The night before we got to meet some students from Charles Sturt University and hear about how it is different than the US and then the next mornign we visited CSU and met Dr. Chenoweth who used to be at KSU. We got tour the livestock units and see there vet hospital. It is a little smaller than I expected and I was suprised to see they were set up more for equine than anything else. There beef unit is something to see though. It is set up for the students to really learn something. Afer hanging out at CSU for awhile we stared our 5 hour trip to Sydney, and on the way we stopped at a McDonald's which I got to admit, and I hate admitting, but it was probably the best burger I had all trip.

A bull at the vet hospital
We did finally make it to Sydney and it reminds me a lot of New York City. We have a had alittle time to explore the city and have found several cool shops. We are getting ready to go on the dinner crusie around the harbor and it is hard to believe we will be by the famous opera house you see in the books and on TV.

Monday, May 28, 2012

the load out chutes in the morning fog

Cattle marketing was the biggest emphasis of our 6th day in Australia. We started our day at the Wagga Wagga sale barn, which in my opinion, was pretty dang cool or bang on as the Aussies say. Their ability to sort cattle and keep the sale moving is amazing. It is a sale barn that runs 3000 head of cattle through on a Monday, and 30,000 head of sheep on a Thursday. They do not have the auctioneer chant that we have in the states. Then a short drive across the street we saw our second abattoir, a Cargill joint venture with the Teys brothers, which was a pretty American way of doing things.  Stopped for dinner in Temora, and then continued to the Jindalee feedlot which is owned by the Cargill joint venture with the Teys  brothers as well. it was nice to see that they use HGP and feed grain because most ofnourbtrip we have heard about a lot of grass fed beef. Unfortunately since all the animal welfare controversy we couldn't snap many shots of the plant and feedlot, but still some of e coolest stops especially the sale yard, hard to describe how cool that was. We are getting ready for a night out in Wagga Wagga I ll let you know about that one tomorrow. So...... Good Morning America Pake

First timers

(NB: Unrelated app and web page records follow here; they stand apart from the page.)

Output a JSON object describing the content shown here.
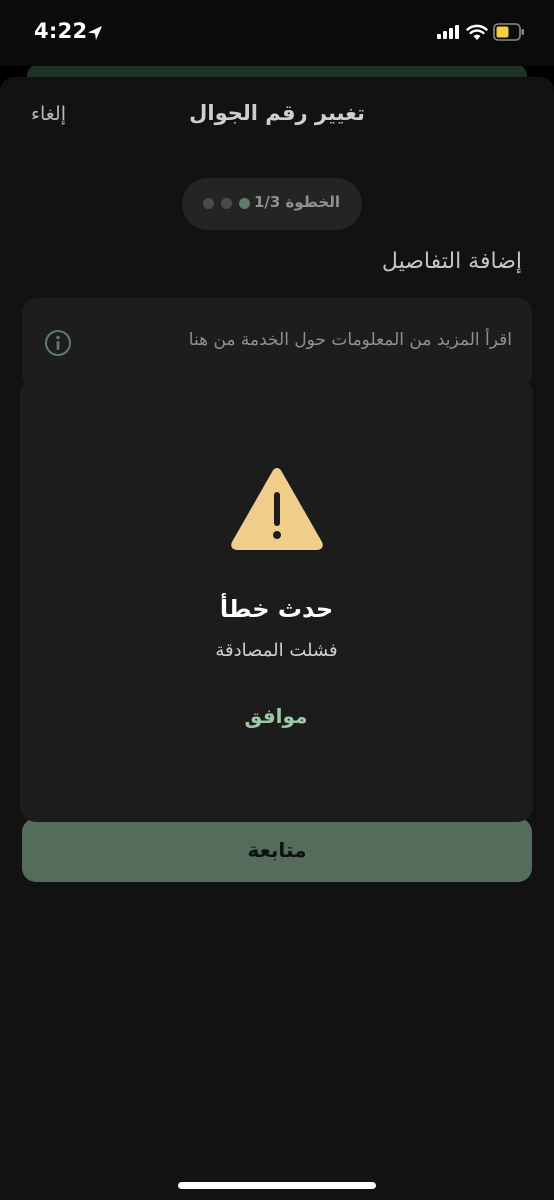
{
  "status_bar": {
    "time": "4:22",
    "icons": [
      "location-arrow-icon",
      "signal-icon",
      "wifi-icon",
      "battery-icon"
    ]
  },
  "header": {
    "title": "تغيير رقم الجوال",
    "cancel_label": "إلغاء"
  },
  "stepper": {
    "label": "الخطوة 1/3",
    "current_step": 1,
    "total_steps": 3
  },
  "section": {
    "title": "إضافة التفاصيل"
  },
  "info_card": {
    "text": "اقرأ المزيد من المعلومات حول الخدمة من هنا",
    "icon": "info-icon"
  },
  "alert": {
    "icon": "warning-icon",
    "title": "حدث خطأ",
    "message": "فشلت المصادقة",
    "ok_label": "موافق"
  },
  "primary_button": {
    "label": "متابعة"
  },
  "colors": {
    "accent": "#9bc9a6",
    "button_bg": "#556b5c",
    "warning": "#f1cd8c",
    "sheet_bg": "#121212",
    "dialog_bg": "#1c1c1c"
  }
}
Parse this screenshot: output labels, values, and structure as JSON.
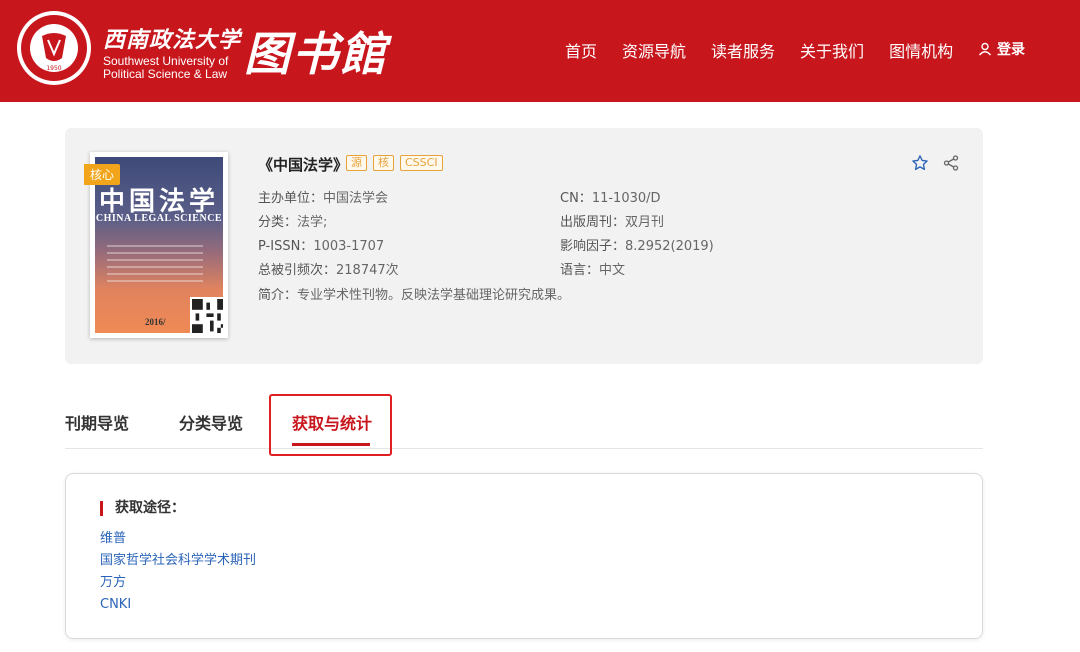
{
  "header": {
    "university_cn": "西南政法大学",
    "university_en_line1": "Southwest University of",
    "university_en_line2": "Political Science & Law",
    "library_title": "图书館",
    "emblem_year": "1950",
    "nav": [
      "首页",
      "资源导航",
      "读者服务",
      "关于我们",
      "图情机构"
    ],
    "login_label": "登录"
  },
  "journal": {
    "title": "《中国法学》",
    "badge": "核心",
    "tags": [
      "源",
      "核",
      "CSSCI"
    ],
    "cover_title_cn": "中国法学",
    "cover_title_en": "CHINA LEGAL SCIENCE",
    "cover_year": "2016/",
    "fields_left": [
      {
        "key": "主办单位：",
        "value": "中国法学会"
      },
      {
        "key": "分类：",
        "value": "法学;"
      },
      {
        "key": "P-ISSN：",
        "value": "1003-1707"
      },
      {
        "key": "总被引频次：",
        "value": "218747次"
      },
      {
        "key": "简介：",
        "value": "专业学术性刊物。反映法学基础理论研究成果。"
      }
    ],
    "fields_right": [
      {
        "key": "CN：",
        "value": "11-1030/D"
      },
      {
        "key": "出版周刊：",
        "value": "双月刊"
      },
      {
        "key": "影响因子：",
        "value": "8.2952(2019)"
      },
      {
        "key": "语言：",
        "value": "中文"
      }
    ]
  },
  "tabs": [
    {
      "label": "刊期导览",
      "active": false
    },
    {
      "label": "分类导览",
      "active": false
    },
    {
      "label": "获取与统计",
      "active": true
    }
  ],
  "access": {
    "title": "获取途径：",
    "items": [
      "维普",
      "国家哲学社会科学学术期刊",
      "万方",
      "CNKI"
    ]
  },
  "colors": {
    "brand_red": "#c8161d",
    "tag_orange": "#e8a23a",
    "link_blue": "#2a64b8"
  }
}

merino wool
The Rock
Today started with some first experiences for Lot of us. we visited the Trigger Vale Genetics sheep farm. Their flock consists of 2500 head of merino and white faced suffolks. It was the first time most of us if not all of us had seen a merino flock and you can just the quality of wool sitting on their on back. Even tho sheep isnt my forte it is interesting to see where the sheep industry stands and where it sis going. We have always talked about this merinos breed and their wool in class but it was a little cool to actually see it I person. One of the most interesting stops so far has been the emu farm. I have seen emus at the zoo but to actually see them in a production setting was pretty cool.  I will put a picture below but the view from this emu farm was amazing and is the namesake for the town close by. We rounded out the day at Spry Shorthorns. We looked at their stock, and they had a BBQ for us too. It was interesting to see their herd mainly because is purebred operation but they produce for the commercial producer. In the US we have the appendix program so it is all just a little different.  We made it to the hotel in Wagga Wagga hit the bed hard  and it was ummmmm only 8:30, but free WIFI so I will put some pics up when I get some time. Happy Sunday America